Several leading German newspapers have recently suggested that EU and member state officials are quietly preparing to release funds to Madrid from the euro area's €750 billion rescue mechanism that was agreed last month.
Commission chief Jose Manuel Barroso, together with a string of national politicians, strongly denied this was the case on Monday.
Spain's economy is currently suffering from a struggling banking sector, an imploded property market, a ballooning budget deficit (currently at around 11.2 percent of GDP) and 20 percent unemployment, rising to 40 percent among young people.
Unions have indicated they will hold a general strike in September as the Socialist government prepares to push ahead with a package of public spending cuts and labour market reforms, designed to contain the deficit and kickstart the economy.

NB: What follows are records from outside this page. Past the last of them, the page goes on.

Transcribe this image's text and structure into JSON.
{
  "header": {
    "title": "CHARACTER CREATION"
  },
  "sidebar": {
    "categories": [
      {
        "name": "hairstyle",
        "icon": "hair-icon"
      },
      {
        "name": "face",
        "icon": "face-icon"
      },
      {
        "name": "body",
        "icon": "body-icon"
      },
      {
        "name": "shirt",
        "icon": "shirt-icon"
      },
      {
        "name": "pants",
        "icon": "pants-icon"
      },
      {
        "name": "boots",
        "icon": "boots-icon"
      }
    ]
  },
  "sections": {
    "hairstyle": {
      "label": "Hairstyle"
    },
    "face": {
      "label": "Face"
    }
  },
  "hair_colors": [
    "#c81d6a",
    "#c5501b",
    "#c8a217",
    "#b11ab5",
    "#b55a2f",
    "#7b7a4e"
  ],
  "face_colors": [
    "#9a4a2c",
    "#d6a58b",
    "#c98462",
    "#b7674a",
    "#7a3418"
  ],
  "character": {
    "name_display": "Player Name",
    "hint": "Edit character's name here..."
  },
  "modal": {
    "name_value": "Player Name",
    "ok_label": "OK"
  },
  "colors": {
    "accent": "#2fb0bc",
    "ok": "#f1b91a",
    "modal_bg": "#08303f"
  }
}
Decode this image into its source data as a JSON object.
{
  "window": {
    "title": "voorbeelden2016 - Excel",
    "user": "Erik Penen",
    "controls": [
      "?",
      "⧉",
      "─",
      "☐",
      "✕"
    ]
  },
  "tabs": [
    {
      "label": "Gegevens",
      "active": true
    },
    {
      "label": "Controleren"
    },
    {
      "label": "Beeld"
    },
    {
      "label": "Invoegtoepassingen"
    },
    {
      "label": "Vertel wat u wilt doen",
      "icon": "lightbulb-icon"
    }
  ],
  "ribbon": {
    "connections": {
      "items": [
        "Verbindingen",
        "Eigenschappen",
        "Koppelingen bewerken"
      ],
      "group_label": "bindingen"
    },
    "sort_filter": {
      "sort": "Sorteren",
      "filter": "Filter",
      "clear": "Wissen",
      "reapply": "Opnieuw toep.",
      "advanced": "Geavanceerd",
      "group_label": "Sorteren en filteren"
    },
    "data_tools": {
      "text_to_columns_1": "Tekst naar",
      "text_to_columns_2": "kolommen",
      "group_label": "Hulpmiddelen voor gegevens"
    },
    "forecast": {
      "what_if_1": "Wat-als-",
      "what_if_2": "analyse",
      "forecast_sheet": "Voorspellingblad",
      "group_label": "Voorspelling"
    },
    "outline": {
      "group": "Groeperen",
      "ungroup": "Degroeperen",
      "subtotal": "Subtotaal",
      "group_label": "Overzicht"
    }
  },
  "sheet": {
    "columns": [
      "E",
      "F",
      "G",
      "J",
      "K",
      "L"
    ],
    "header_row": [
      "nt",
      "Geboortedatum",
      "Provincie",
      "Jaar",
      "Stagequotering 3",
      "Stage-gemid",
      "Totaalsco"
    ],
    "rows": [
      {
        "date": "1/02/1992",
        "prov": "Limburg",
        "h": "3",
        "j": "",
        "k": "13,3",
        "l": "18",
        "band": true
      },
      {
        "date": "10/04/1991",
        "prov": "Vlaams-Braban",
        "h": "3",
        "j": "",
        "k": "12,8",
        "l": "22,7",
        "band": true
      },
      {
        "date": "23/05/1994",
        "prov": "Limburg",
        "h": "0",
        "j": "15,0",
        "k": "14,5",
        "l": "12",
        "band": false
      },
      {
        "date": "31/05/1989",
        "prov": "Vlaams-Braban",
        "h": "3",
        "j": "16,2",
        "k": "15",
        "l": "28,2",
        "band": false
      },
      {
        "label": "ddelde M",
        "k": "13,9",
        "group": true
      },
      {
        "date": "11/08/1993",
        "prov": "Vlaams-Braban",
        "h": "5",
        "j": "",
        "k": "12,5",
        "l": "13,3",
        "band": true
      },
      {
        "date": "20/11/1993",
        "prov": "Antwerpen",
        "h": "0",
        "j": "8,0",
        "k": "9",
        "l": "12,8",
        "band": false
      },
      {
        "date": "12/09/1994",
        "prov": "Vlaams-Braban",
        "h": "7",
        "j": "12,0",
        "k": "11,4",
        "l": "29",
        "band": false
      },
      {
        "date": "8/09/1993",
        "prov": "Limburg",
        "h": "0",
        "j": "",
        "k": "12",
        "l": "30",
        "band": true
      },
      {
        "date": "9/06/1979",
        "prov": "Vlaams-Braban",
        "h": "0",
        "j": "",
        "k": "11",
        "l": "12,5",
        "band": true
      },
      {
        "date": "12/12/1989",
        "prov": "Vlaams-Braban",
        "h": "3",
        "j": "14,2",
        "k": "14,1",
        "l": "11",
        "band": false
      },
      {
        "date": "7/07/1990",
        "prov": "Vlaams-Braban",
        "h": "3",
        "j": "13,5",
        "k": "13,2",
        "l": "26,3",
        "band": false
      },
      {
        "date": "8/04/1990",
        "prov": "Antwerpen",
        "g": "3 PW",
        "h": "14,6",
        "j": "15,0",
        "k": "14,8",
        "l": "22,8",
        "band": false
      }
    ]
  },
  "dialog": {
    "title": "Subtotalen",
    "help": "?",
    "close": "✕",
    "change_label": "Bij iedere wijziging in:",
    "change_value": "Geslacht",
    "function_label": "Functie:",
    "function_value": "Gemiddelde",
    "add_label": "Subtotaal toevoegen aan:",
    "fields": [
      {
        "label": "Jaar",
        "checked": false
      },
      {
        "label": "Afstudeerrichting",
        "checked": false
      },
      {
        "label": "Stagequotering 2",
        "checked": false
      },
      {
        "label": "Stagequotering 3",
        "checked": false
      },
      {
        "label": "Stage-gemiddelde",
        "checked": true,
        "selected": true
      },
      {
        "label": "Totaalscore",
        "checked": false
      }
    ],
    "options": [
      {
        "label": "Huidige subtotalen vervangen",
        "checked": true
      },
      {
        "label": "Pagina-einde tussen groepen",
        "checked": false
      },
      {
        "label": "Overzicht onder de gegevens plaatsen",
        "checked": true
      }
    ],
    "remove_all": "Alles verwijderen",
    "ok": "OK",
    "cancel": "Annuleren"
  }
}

Several economists have pointed to Spain's rigid labour laws as dissuading companies from making investments.
The moves have seen an end to six years of union support for Spanish Prime Minister Jose Luis Rodriguez Zapatero, with syndicate leaders on Monday reiterating their concerns over planned changes that will make it easier to hire and fire workers.
The country's banks are also suffering from a severe credit squeeze, a point noted by Spanish treasury secretary Carlos Ocana. "Obviously we do need for the markets to loosen," Mr Ocana said on Monday, in one of the first government public recognitions of the problem.
Burdened with millions of euros worth of bad loans after the country's property bubble burst in 2008, Spanish banks have increasingly struggled to borrow on the inter-bank lending market, an important source of short-term liquidity.
As a result the European Central Bank has been forced to make record loans to the country's financial institutions, as other borrowing sources dry up.
Eurozone economic government
The meeting between Ms Merkel and Mr Sarkozy also saw the French leader drop recent requests for regular meetings of eurozone leaders and the creation of a new "secretariat" designed to underpin the initiative.
The change of heart amounts to something of a victory for Ms Merkel, who has previously indicated her preference for economic decision-taking by all 27 EU states instead of the 16 euro area countries alone.
Mr Sarkozy also said he now supports Germany's proposal for a suspension of voting rights of EU members which are in serious breach of the bloc's budgetary rules.
"Like Madame Merkel, I am convinced that the solution to Europe's problems does not lie in the creation of new institutions," he told the Berlin news conference, adding that eurozone leaders would still hold "operational, pragmatic, rapid meetings" if the need arose.
Poland recently indicated it was opposed to the idea of regular eurozone leaders' meetings, fearing that it could relegate non-eurozone states to a second league in a divided EU. Spain and Italy had supported the French proposal.
"France came up with the term 'economic government,' and I embraced it gladly," Ms Merkel told journalists. "But in order to say, yes please, with all 27, so that we have no split in the common market."